Our tasting impressions
Rust colored and very savory, this zesty Rosato walks a tightrope between fun and serious. The Nebbiolo imparts some tannin and the Barbera offers gregarious fruit. The balance is terrific and I dare you to find a dish you can't enjoy this with.
About this wine
Split evenly between Nebbiolo and Barbera from a southwest facing slope. The vines are trained in the Guyot Counter-Espalier system. Grapes are harvested in mid-September.
The grapes are pressed and fermented for 20 days at 13-15ºC in steel tanks. The lees are stirred back in for 2 months of aging in the tanks.
About the grape
Nebbiolo, the name believed to be derived from nebbia, Italian for fog, is a grape with one of the most protracted maturation cycles. It buds in early spring and ripens late fall (when the winter nebbia from the Alps reaches the vineyards).
Nebbiolo vines tend to grow upwardly with abandon, so management is essential to limit grape production and channel energy to them. They also are very particular about where they will thrive, which is why Nebbiolo is seldom found outside of Piedmont. Even there, it only is successful when planted on south facing slopes (much sun is needed for ripening), at elevations between 250 and 450 meters (lower there is too much frost exposure, higher the grapes won’t ripen).
Wines from Nebbiolo usually are pale-colored, high in acidity and very tannic. Common flavor descriptors are rose and tar. They tend to be highly aromatic.
Barbera is a dark-skinned grape from vigorously growing, easy to manage vines. Barbera wines are high in acidity, low in tannins and light-bodied - although they can give the impression that they are big and hearty because of their purplish-black hue and relative roundness.
Barbera has been experiencing a Renaissance over the last couple of decades due to greater attention from talented winemakers who have discovered how to better craft the wines.
About the vintage

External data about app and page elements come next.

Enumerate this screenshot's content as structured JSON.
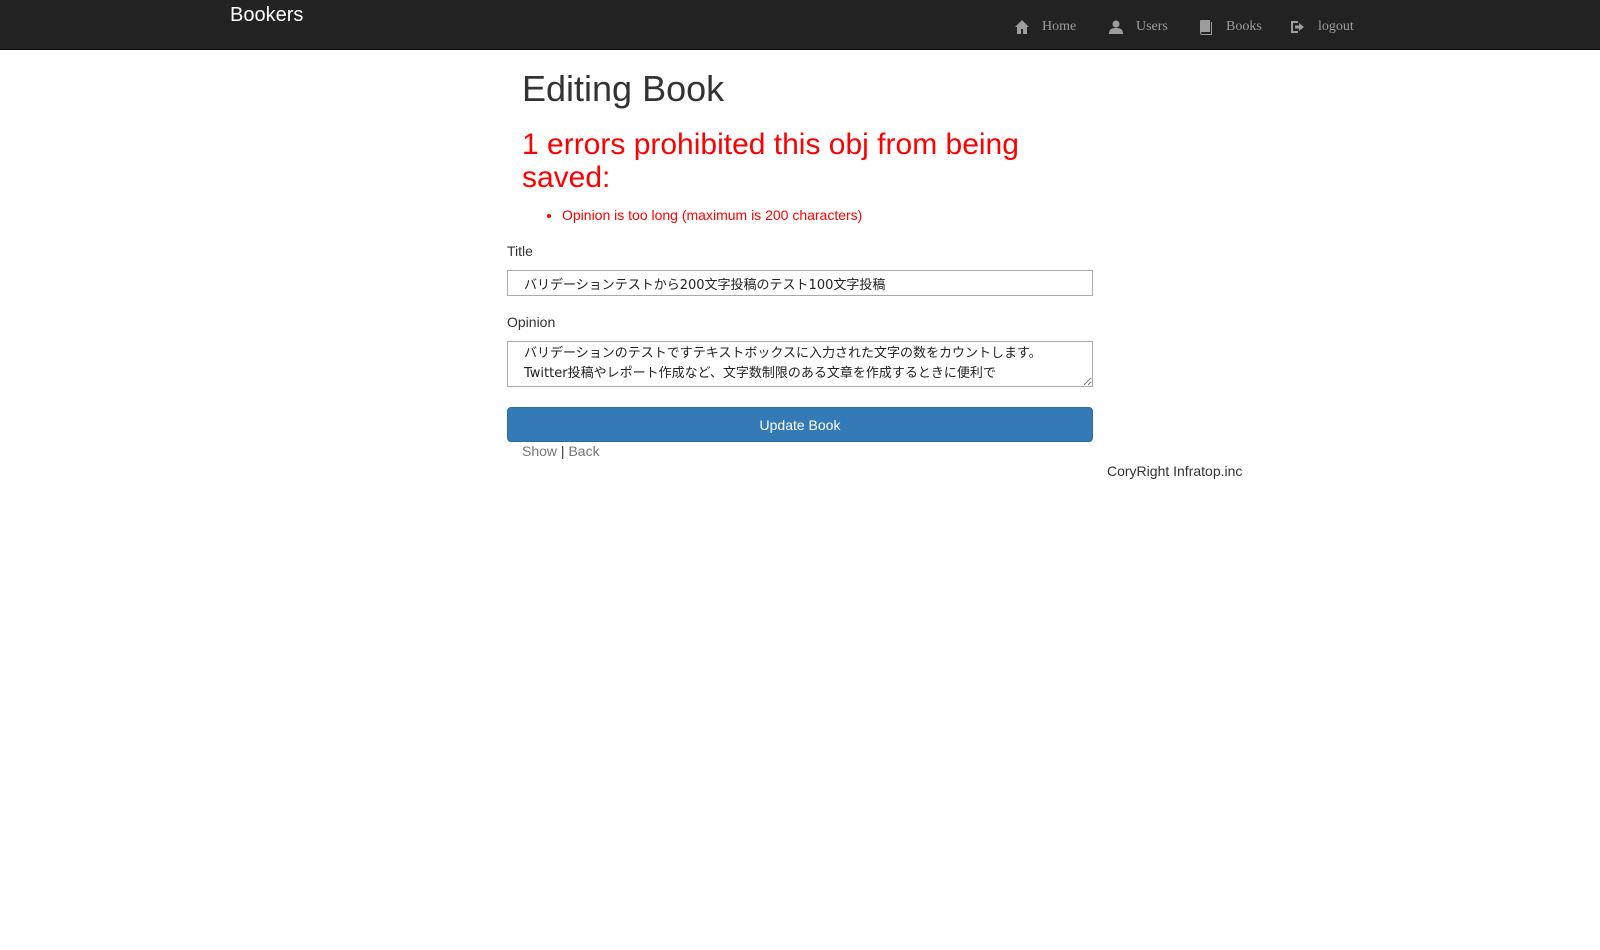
{
  "navbar": {
    "brand": "Bookers",
    "items": [
      {
        "label": "Home",
        "icon": "home-icon"
      },
      {
        "label": "Users",
        "icon": "user-icon"
      },
      {
        "label": "Books",
        "icon": "book-icon"
      },
      {
        "label": "logout",
        "icon": "logout-icon"
      }
    ]
  },
  "page": {
    "title": "Editing Book"
  },
  "errors": {
    "heading": "1 errors prohibited this obj from being saved:",
    "messages": [
      "Opinion is too long (maximum is 200 characters)"
    ]
  },
  "form": {
    "title_label": "Title",
    "title_value": "バリデーションテストから200文字投稿のテスト100文字投稿",
    "opinion_label": "Opinion",
    "opinion_value": "バリデーションのテストですテキストボックスに入力された文字の数をカウントします。 Twitter投稿やレポート作成など、文字数制限のある文章を作成するときに便利で",
    "submit_label": "Update Book"
  },
  "links": {
    "show": "Show",
    "separator": "|",
    "back": "Back"
  },
  "footer": {
    "text": "CoryRight Infratop.inc"
  },
  "colors": {
    "navbar_bg": "#222222",
    "error": "#ff0000",
    "primary_button": "#337ab7"
  }
}
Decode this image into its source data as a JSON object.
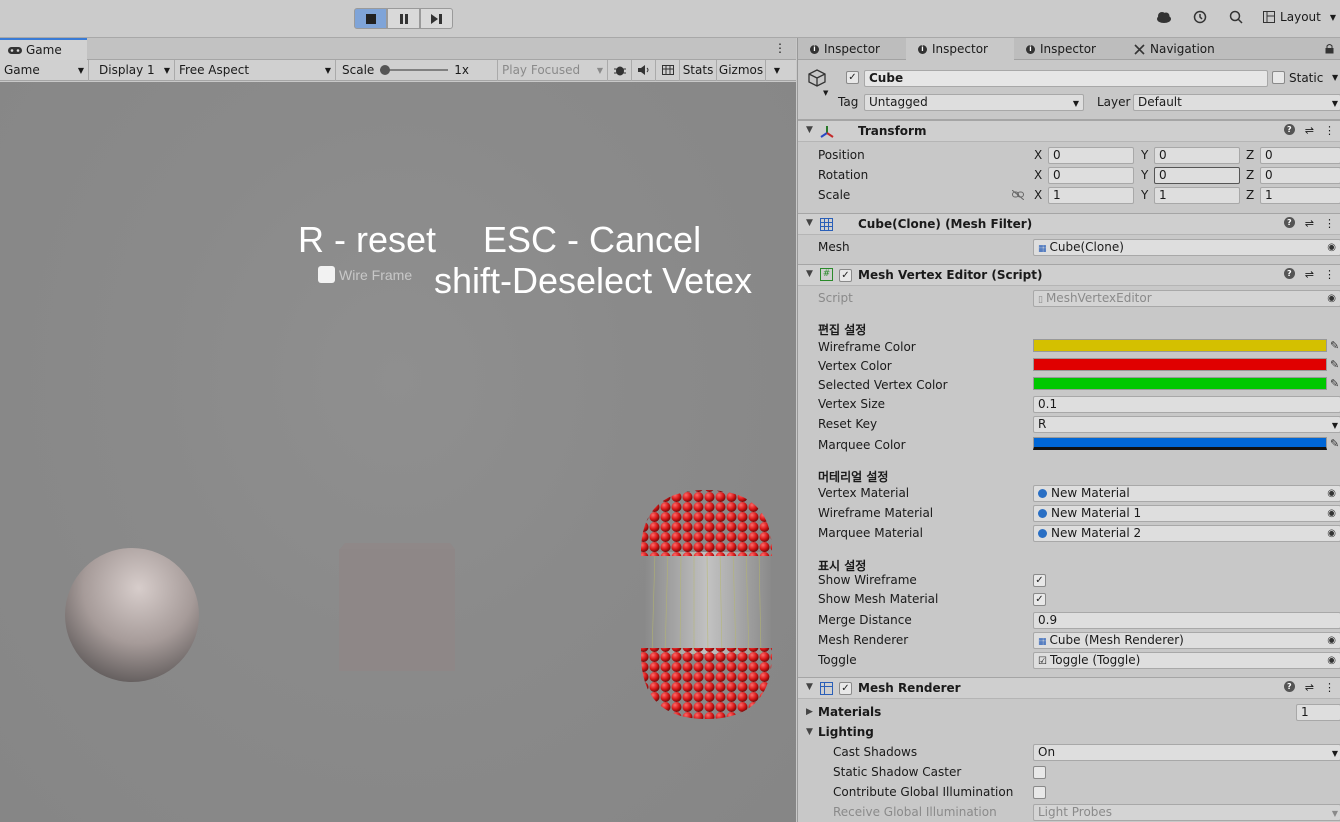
{
  "toolbar": {
    "layout_label": "Layout"
  },
  "game": {
    "tab_label": "Game",
    "display_mode": "Game",
    "display": "Display 1",
    "aspect": "Free Aspect",
    "scale_label": "Scale",
    "scale_value": "1x",
    "play_focused": "Play Focused",
    "stats": "Stats",
    "gizmos": "Gizmos",
    "overlay": {
      "reset_text": "R - reset",
      "cancel_text": "ESC - Cancel",
      "deselect_text": "shift-Deselect Vetex",
      "wireframe_label": "Wire Frame"
    }
  },
  "inspector": {
    "tabs": [
      "Inspector",
      "Inspector",
      "Inspector",
      "Navigation"
    ],
    "object_name": "Cube",
    "static_label": "Static",
    "tag_label": "Tag",
    "tag_value": "Untagged",
    "layer_label": "Layer",
    "layer_value": "Default",
    "transform": {
      "title": "Transform",
      "position_label": "Position",
      "rotation_label": "Rotation",
      "scale_label": "Scale",
      "position": [
        "0",
        "0",
        "0"
      ],
      "rotation": [
        "0",
        "0",
        "0"
      ],
      "scale": [
        "1",
        "1",
        "1"
      ],
      "axes": [
        "X",
        "Y",
        "Z"
      ]
    },
    "mesh_filter": {
      "title": "Cube(Clone) (Mesh Filter)",
      "mesh_label": "Mesh",
      "mesh_value": "Cube(Clone)"
    },
    "vertex_editor": {
      "title": "Mesh Vertex Editor (Script)",
      "script_label": "Script",
      "script_value": "MeshVertexEditor",
      "edit_section": "편집 설정",
      "wireframe_color_label": "Wireframe Color",
      "vertex_color_label": "Vertex Color",
      "selected_vertex_color_label": "Selected Vertex Color",
      "vertex_size_label": "Vertex Size",
      "vertex_size_value": "0.1",
      "reset_key_label": "Reset Key",
      "reset_key_value": "R",
      "marquee_color_label": "Marquee Color",
      "material_section": "머테리얼 설정",
      "vertex_material_label": "Vertex Material",
      "vertex_material_value": "New Material",
      "wireframe_material_label": "Wireframe Material",
      "wireframe_material_value": "New Material 1",
      "marquee_material_label": "Marquee Material",
      "marquee_material_value": "New Material 2",
      "display_section": "표시 설정",
      "show_wireframe_label": "Show Wireframe",
      "show_mesh_material_label": "Show Mesh Material",
      "merge_distance_label": "Merge Distance",
      "merge_distance_value": "0.9",
      "mesh_renderer_label": "Mesh Renderer",
      "mesh_renderer_value": "Cube (Mesh Renderer)",
      "toggle_label": "Toggle",
      "toggle_value": "Toggle (Toggle)"
    },
    "mesh_renderer": {
      "title": "Mesh Renderer",
      "materials_label": "Materials",
      "materials_count": "1",
      "lighting_label": "Lighting",
      "cast_shadows_label": "Cast Shadows",
      "cast_shadows_value": "On",
      "static_shadow_caster_label": "Static Shadow Caster",
      "contribute_gi_label": "Contribute Global Illumination",
      "receive_gi_label": "Receive Global Illumination",
      "receive_gi_value": "Light Probes"
    }
  },
  "colors": {
    "wireframe": "#d4c000",
    "vertex": "#e00000",
    "selected_vertex": "#00c800",
    "marquee": "#0066d6"
  }
}
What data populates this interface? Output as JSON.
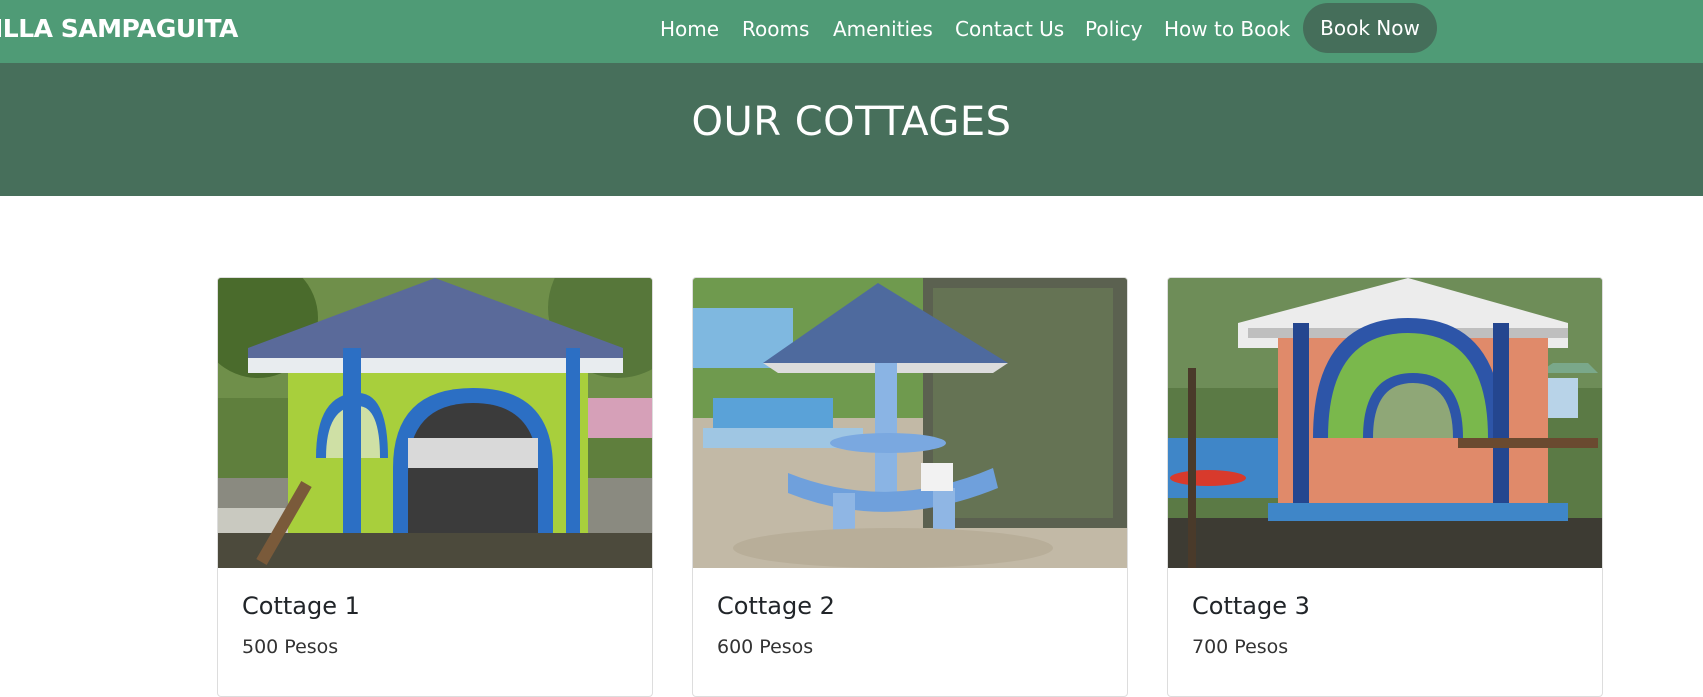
{
  "brand": {
    "name": "ILLA SAMPAGUITA"
  },
  "nav": {
    "items": [
      {
        "label": "Home"
      },
      {
        "label": "Rooms"
      },
      {
        "label": "Amenities"
      },
      {
        "label": "Contact Us"
      },
      {
        "label": "Policy"
      },
      {
        "label": "How to Book"
      }
    ],
    "cta_label": "Book Now"
  },
  "hero": {
    "title": "OUR COTTAGES"
  },
  "cottages": [
    {
      "name": "Cottage 1",
      "price": "500 Pesos",
      "image_icon": "cottage-1-photo"
    },
    {
      "name": "Cottage 2",
      "price": "600 Pesos",
      "image_icon": "cottage-2-photo"
    },
    {
      "name": "Cottage 3",
      "price": "700 Pesos",
      "image_icon": "cottage-3-photo"
    }
  ],
  "colors": {
    "navbar": "#4f9b76",
    "hero": "#476f5b",
    "cta_button": "#456e5a"
  }
}
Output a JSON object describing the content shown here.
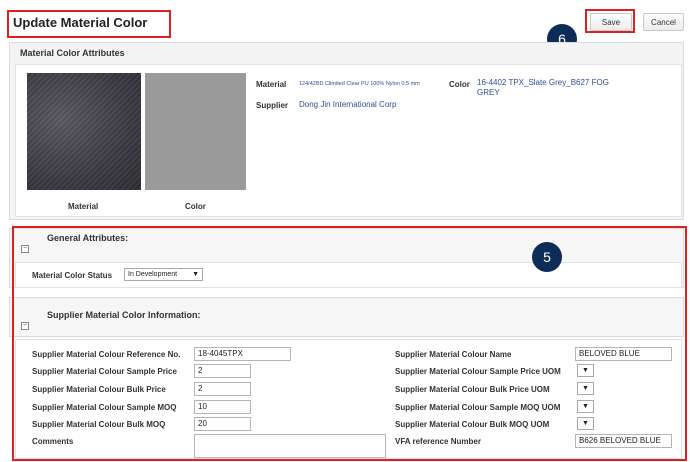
{
  "page": {
    "title": "Update Material Color",
    "save_label": "Save",
    "cancel_label": "Cancel",
    "badge_save": "6",
    "badge_section": "5"
  },
  "attributes": {
    "heading": "Material Color Attributes",
    "material_caption": "Material",
    "color_caption": "Color",
    "material_label": "Material",
    "material_value": "124/42BD Climited Clear PU 100% Nylon 0.5 mm",
    "color_label": "Color",
    "color_value": "16-4402 TPX_Slate Grey_B627 FOG GREY",
    "supplier_label": "Supplier",
    "supplier_value": "Dong Jin International Corp"
  },
  "general": {
    "heading": "General Attributes:",
    "status_label": "Material Color Status",
    "status_value": "In Development",
    "status_arrow": "▼"
  },
  "supplier": {
    "heading": "Supplier Material Color Information:",
    "left": [
      {
        "label": "Supplier Material Colour Reference No.",
        "value": "18-4045TPX"
      },
      {
        "label": "Supplier Material Colour Sample Price",
        "value": "2"
      },
      {
        "label": "Supplier Material Colour Bulk Price",
        "value": "2"
      },
      {
        "label": "Supplier Material Colour Sample MOQ",
        "value": "10"
      },
      {
        "label": "Supplier Material Colour Bulk MOQ",
        "value": "20"
      },
      {
        "label": "Comments",
        "value": ""
      }
    ],
    "right": [
      {
        "label": "Supplier Material Colour Name",
        "value": "BELOVED BLUE"
      },
      {
        "label": "Supplier Material Colour Sample Price UOM",
        "value": "▼"
      },
      {
        "label": "Supplier Material Colour Bulk Price UOM",
        "value": "▼"
      },
      {
        "label": "Supplier Material Colour Sample MOQ UOM",
        "value": "▼"
      },
      {
        "label": "Supplier Material Colour Bulk MOQ UOM",
        "value": "▼"
      },
      {
        "label": "VFA reference Number",
        "value": "B626 BELOVED BLUE"
      }
    ]
  },
  "colors": {
    "highlight_red": "#e02020",
    "badge_navy": "#0d2c57",
    "link_blue": "#2b4f96"
  }
}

2019 was a challenging vintage but ultimately an excellent one. Yields were down about 15% on average. Growers had to deal with heavy spring rain and some hail. The summer was very hot and rot was a very real threat.
Suggested Glassware: Grassl Liberté
Young, Maurizio Sanso is a third generation grape farmer but he is the first to make wine. His grandparents began as sharecroppers but eventually purchased the property. His parents, Leonardo and Silvana and his sister Lorena work closely with him on the 17ha sustainably-farmed estate producing about 50,000 bottles per year.
Maurizio is fluent in and respectful of the traditions in the Langhe - but he is not bound by them. The vast array of winemaking and aging vessels in his cellar is an indication that he has an adventurous spirit. He also believes in producing each wine in a way that will best convey what its terroir has to offer. Some of these practices might fit into a description of a modernist producer but it is hard to describe this young talent in such a confining and ultimately inaccurate way.
Already gaining recognition in Europe for his precocious talent, Maurizio seems poised for a wider stage. VDLT is pleased to play in role in bringing the wines of Cascina Sòt to the United States.